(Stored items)

***

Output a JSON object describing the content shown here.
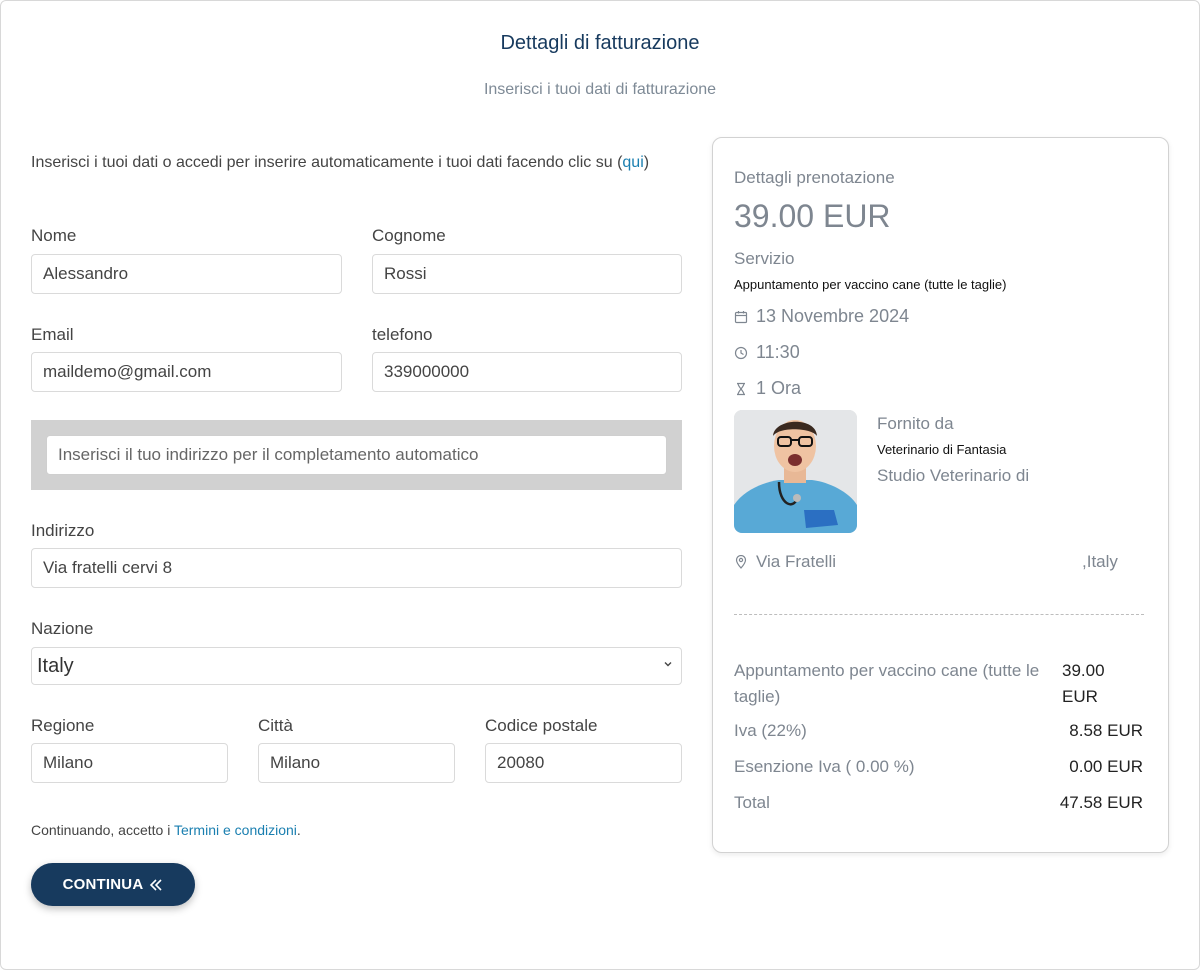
{
  "header": {
    "title": "Dettagli di fatturazione",
    "subtitle": "Inserisci i tuoi dati di fatturazione"
  },
  "intro": {
    "text": "Inserisci i tuoi dati o accedi per inserire automaticamente i tuoi dati facendo clic su",
    "link_open": "(",
    "link_label": "qui",
    "link_close": ")"
  },
  "form": {
    "first_name": {
      "label": "Nome",
      "value": "Alessandro"
    },
    "last_name": {
      "label": "Cognome",
      "value": "Rossi"
    },
    "email": {
      "label": "Email",
      "value": "maildemo@gmail.com"
    },
    "phone": {
      "label": "telefono",
      "value": "339000000"
    },
    "autocomplete_placeholder": "Inserisci il tuo indirizzo per il completamento automatico",
    "address": {
      "label": "Indirizzo",
      "value": "Via fratelli cervi 8"
    },
    "country": {
      "label": "Nazione",
      "value": "Italy"
    },
    "region": {
      "label": "Regione",
      "value": "Milano"
    },
    "city": {
      "label": "Città",
      "value": "Milano"
    },
    "postal_code": {
      "label": "Codice postale",
      "value": "20080"
    }
  },
  "terms": {
    "prefix": "Continuando, accetto i",
    "link_label": "Termini e condizioni",
    "suffix": "."
  },
  "continue_button": {
    "label": "CONTINUA"
  },
  "summary": {
    "heading": "Dettagli prenotazione",
    "price": "39.00 EUR",
    "service_label": "Servizio",
    "service_name": "Appuntamento per vaccino cane (tutte le taglie)",
    "date": "13 Novembre 2024",
    "time": "11:30",
    "duration": "1 Ora",
    "provider_label": "Fornito da",
    "provider_name": "Veterinario di Fantasia",
    "provider_org": "Studio Veterinario di",
    "location": "Via Fratelli",
    "country_suffix": ",Italy",
    "lines": [
      {
        "label": "Appuntamento per vaccino cane (tutte le taglie)",
        "amount": "39.00 EUR"
      },
      {
        "label": "Iva (22%)",
        "amount": "8.58 EUR"
      },
      {
        "label": "Esenzione Iva ( 0.00 %)",
        "amount": "0.00 EUR"
      },
      {
        "label": "Total",
        "amount": "47.58 EUR"
      }
    ]
  },
  "colors": {
    "primary": "#173a5e",
    "link": "#1a7fb0",
    "muted": "#7e8690"
  }
}
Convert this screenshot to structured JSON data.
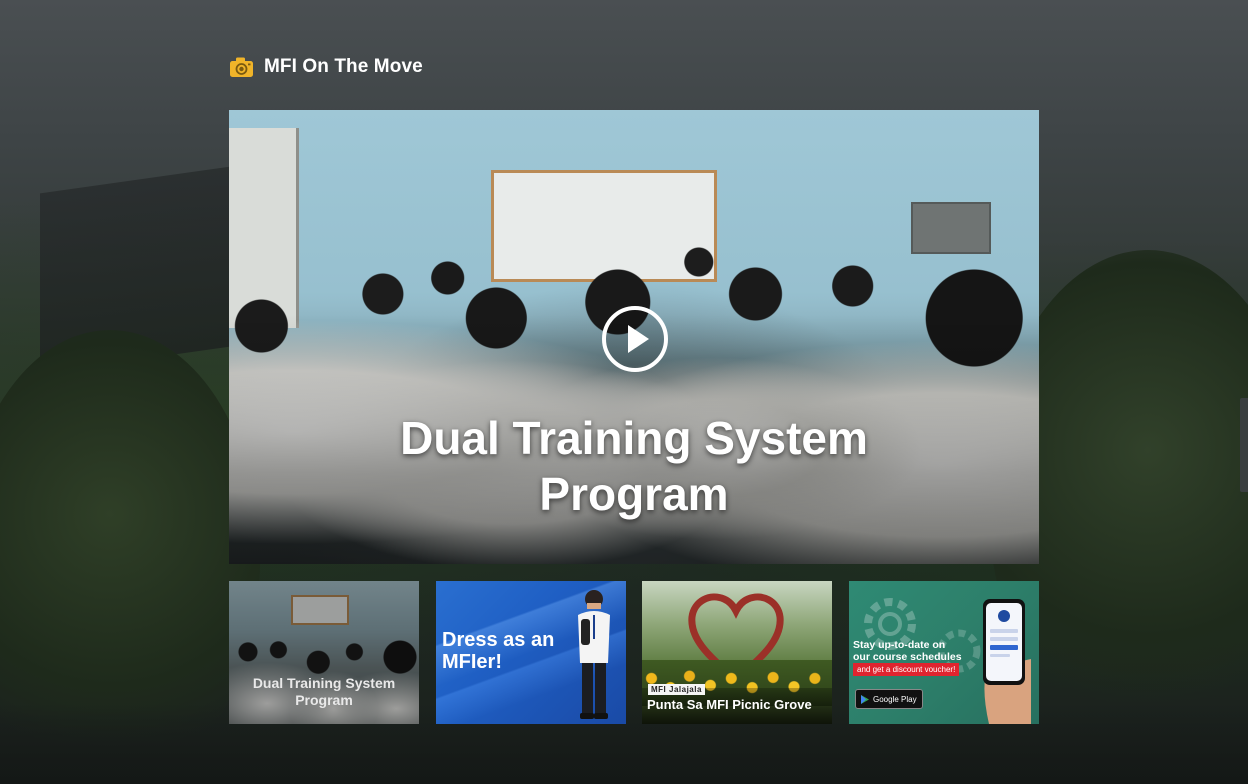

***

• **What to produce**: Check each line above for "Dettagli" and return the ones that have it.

• **Response to this task**:
    "title": "Dettagli di fatturazione",
    "heading": "Dettagli prenotazione",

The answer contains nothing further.